** Assigned task **
Which of the lines below include "name"? Each one should be copied out.
Content starts
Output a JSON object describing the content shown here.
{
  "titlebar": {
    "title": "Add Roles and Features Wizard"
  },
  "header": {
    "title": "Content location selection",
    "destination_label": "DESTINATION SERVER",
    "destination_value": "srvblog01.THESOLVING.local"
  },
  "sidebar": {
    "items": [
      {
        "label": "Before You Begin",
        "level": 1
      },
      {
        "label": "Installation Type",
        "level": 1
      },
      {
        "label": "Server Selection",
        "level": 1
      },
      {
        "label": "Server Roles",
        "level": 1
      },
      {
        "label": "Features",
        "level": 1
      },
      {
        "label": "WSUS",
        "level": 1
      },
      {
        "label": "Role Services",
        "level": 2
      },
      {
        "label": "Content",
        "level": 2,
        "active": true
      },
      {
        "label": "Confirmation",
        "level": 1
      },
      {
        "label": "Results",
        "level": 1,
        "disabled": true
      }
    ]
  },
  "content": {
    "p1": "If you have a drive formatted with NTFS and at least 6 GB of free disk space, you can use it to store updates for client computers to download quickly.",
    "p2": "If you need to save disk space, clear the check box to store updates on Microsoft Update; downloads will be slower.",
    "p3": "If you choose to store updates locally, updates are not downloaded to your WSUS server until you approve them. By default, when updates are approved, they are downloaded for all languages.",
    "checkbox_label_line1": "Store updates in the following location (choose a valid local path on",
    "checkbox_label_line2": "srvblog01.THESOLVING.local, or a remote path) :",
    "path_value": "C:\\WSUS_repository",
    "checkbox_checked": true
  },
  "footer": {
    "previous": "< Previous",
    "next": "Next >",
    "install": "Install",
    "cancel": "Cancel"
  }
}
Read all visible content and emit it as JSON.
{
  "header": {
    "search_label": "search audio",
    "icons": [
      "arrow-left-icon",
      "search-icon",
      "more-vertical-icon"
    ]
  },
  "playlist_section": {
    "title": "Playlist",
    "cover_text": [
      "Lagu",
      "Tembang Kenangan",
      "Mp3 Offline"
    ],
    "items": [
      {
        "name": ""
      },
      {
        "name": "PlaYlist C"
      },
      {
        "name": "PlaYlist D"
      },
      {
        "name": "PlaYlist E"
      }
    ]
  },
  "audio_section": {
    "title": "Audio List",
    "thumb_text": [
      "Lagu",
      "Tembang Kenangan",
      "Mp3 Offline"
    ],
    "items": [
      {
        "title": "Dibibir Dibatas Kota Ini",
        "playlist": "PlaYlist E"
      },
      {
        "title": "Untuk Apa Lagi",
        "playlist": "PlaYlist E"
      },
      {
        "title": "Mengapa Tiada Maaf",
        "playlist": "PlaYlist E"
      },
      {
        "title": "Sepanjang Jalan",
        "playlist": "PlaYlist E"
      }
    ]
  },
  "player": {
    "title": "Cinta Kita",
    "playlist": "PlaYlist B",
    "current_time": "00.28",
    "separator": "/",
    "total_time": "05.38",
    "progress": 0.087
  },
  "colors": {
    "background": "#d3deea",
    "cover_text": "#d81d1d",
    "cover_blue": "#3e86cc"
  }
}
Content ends
** The answer **
        "name": ""
        "name": "PlaYlist C"
        "name": "PlaYlist D"
        "name": "PlaYlist E"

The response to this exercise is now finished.